I heard it first from Marina Warner, the British mythographer, in a lecture she gave that likened the iPhone to Venus de Milo and depilated actors.
10) See Fabius Planciades Fulgentius, Fulgentius the Mythographer and Bernardus Silvestris, Commentary on The First Six Books of Virgil's Aeneid.
A courtier, an amateur mythographer, a champion of the strong.
In The Imagini delle Dei degl'Antichi, the mythographer and humanist Vincenzo Cartari explained the signification of Minerva's various roles, including her invention of the textile arts.

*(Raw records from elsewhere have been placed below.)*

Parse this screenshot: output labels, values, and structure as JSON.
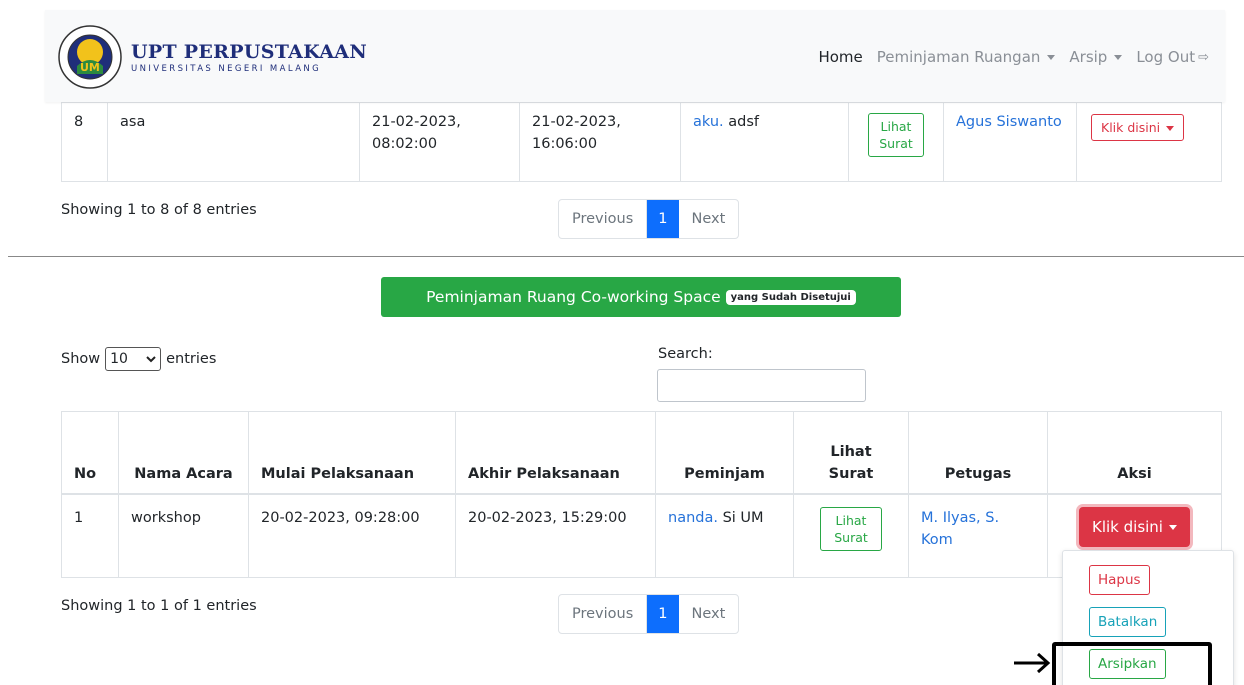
{
  "navbar": {
    "brand_title": "UPT PERPUSTAKAAN",
    "brand_sub": "UNIVERSITAS NEGERI MALANG",
    "logo_text": "UM",
    "items": [
      {
        "label": "Home",
        "active": true
      },
      {
        "label": "Peminjaman Ruangan"
      },
      {
        "label": "Arsip"
      },
      {
        "label": "Log Out"
      }
    ]
  },
  "table1": {
    "row": {
      "no": "8",
      "acara": "asa",
      "mulai": "21-02-2023, 08:02:00",
      "akhir": "21-02-2023, 16:06:00",
      "peminjam_link": "aku.",
      "peminjam_rest": " adsf",
      "lihat_surat": "Lihat Surat",
      "petugas": "Agus Siswanto",
      "aksi": "Klik disini"
    },
    "info": "Showing 1 to 8 of 8 entries",
    "pager": {
      "prev": "Previous",
      "current": "1",
      "next": "Next"
    }
  },
  "section": {
    "title": "Peminjaman Ruang Co-working Space",
    "badge": "yang Sudah Disetujui"
  },
  "controls": {
    "show_label": "Show",
    "show_value": "10",
    "entries_label": "entries",
    "search_label": "Search:",
    "search_value": ""
  },
  "table2": {
    "headers": [
      "No",
      "Nama Acara",
      "Mulai Pelaksanaan",
      "Akhir Pelaksanaan",
      "Peminjam",
      "Lihat Surat",
      "Petugas",
      "Aksi"
    ],
    "row": {
      "no": "1",
      "acara": "workshop",
      "mulai": "20-02-2023, 09:28:00",
      "akhir": "20-02-2023, 15:29:00",
      "peminjam_link": "nanda.",
      "peminjam_rest": " Si UM",
      "lihat_surat": "Lihat Surat",
      "petugas": "M. Ilyas, S. Kom",
      "aksi": "Klik disini"
    },
    "info": "Showing 1 to 1 of 1 entries",
    "pager": {
      "prev": "Previous",
      "current": "1",
      "next": "Next"
    }
  },
  "dropdown": {
    "hapus": "Hapus",
    "batalkan": "Batalkan",
    "arsipkan": "Arsipkan"
  },
  "colors": {
    "green": "#28a745",
    "red": "#dc3545",
    "blue": "#0d6efd",
    "link": "#2672d9"
  }
}
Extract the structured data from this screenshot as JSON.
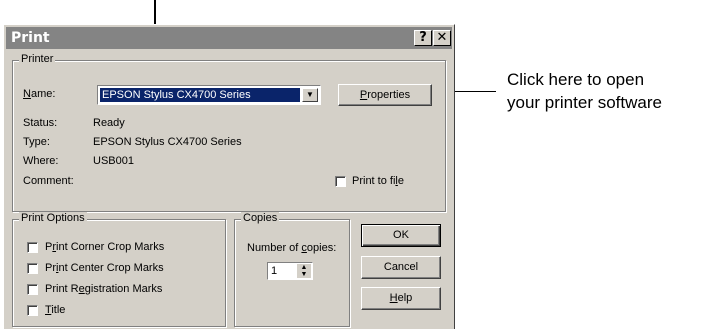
{
  "callout": {
    "line1": "Click here to open",
    "line2": "your printer software"
  },
  "dialog": {
    "title": "Print",
    "help_glyph": "?",
    "close_glyph": "✕"
  },
  "printer": {
    "group_label": "Printer",
    "name_label_u": "N",
    "name_label_rest": "ame:",
    "name_value": "EPSON Stylus CX4700 Series",
    "properties_u": "P",
    "properties_rest": "roperties",
    "status_label": "Status:",
    "status_value": "Ready",
    "type_label": "Type:",
    "type_value": "EPSON Stylus CX4700 Series",
    "where_label": "Where:",
    "where_value": "USB001",
    "comment_label": "Comment:",
    "print_to_file_pre": "Print to fi",
    "print_to_file_u": "l",
    "print_to_file_post": "e"
  },
  "options": {
    "group_label": "Print Options",
    "items": [
      {
        "pre": "P",
        "u": "r",
        "post": "int Corner Crop Marks"
      },
      {
        "pre": "Pr",
        "u": "i",
        "post": "nt Center Crop Marks"
      },
      {
        "pre": "Print R",
        "u": "e",
        "post": "gistration Marks"
      },
      {
        "pre": "",
        "u": "T",
        "post": "itle"
      }
    ]
  },
  "copies": {
    "group_label": "Copies",
    "number_pre": "Number of ",
    "number_u": "c",
    "number_post": "opies:",
    "value": "1"
  },
  "buttons": {
    "ok": "OK",
    "cancel": "Cancel",
    "help_u": "H",
    "help_rest": "elp"
  }
}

As part of his ongoing research into ancient utopias, Polish classicist Winiarczyk has expanded his 2002 study, in German, of fourth-century BC Greek mythographer Euhemerus, who argued that deities had once been human whose stories were elaborated over the centuries, a theory now called euhemerism.
The mythographer takes care to identify the fables as false fictions and the polytheistic worldview that they represent as an obscure, idolatrous stage in the history of humankind marked by the natural bewilderment and confusion before the coming of Christ.
Fulgentius the Mythographer, Ohio, 1971; PIERRE BERSUIRE, Ovidius moralizatus, J.
Vatican Mythographer I drew upon Servius' commentary on Virgil, I sidore of S eville' s Etymologiae, and Fulgentius' Mythologiae, (31) among others.
In addition to his reading Burke, Dickey noted the importance of Yeats as a mythographer and lyric poet and referenced "the uncontrollable mystery on the bestial floor" (Striking In 42).
To the best of my knowledge there has been less discussion of Macrobius as a mythographer (in the Saturnalia at least), but his discussion of Apollo as the embodiment of the multifaceted nature of the sun strikes me as a sophisticated response to the complex of myths and lore concerning the sun and the "sun-god," which were current in late antiquity.
As elsewhere, the authors are most engaging when tracing classical motifs to living traditions, even if with some frequency these degenerate into legends of a "just-so" variety of marginal interest to the mythographer, such as the origin of foreign alphabets, under "Cangjie" (p.
As a mythographer, Aragon's first step is to make the Middle Ages seem accessible, natural, and attractive to his readers.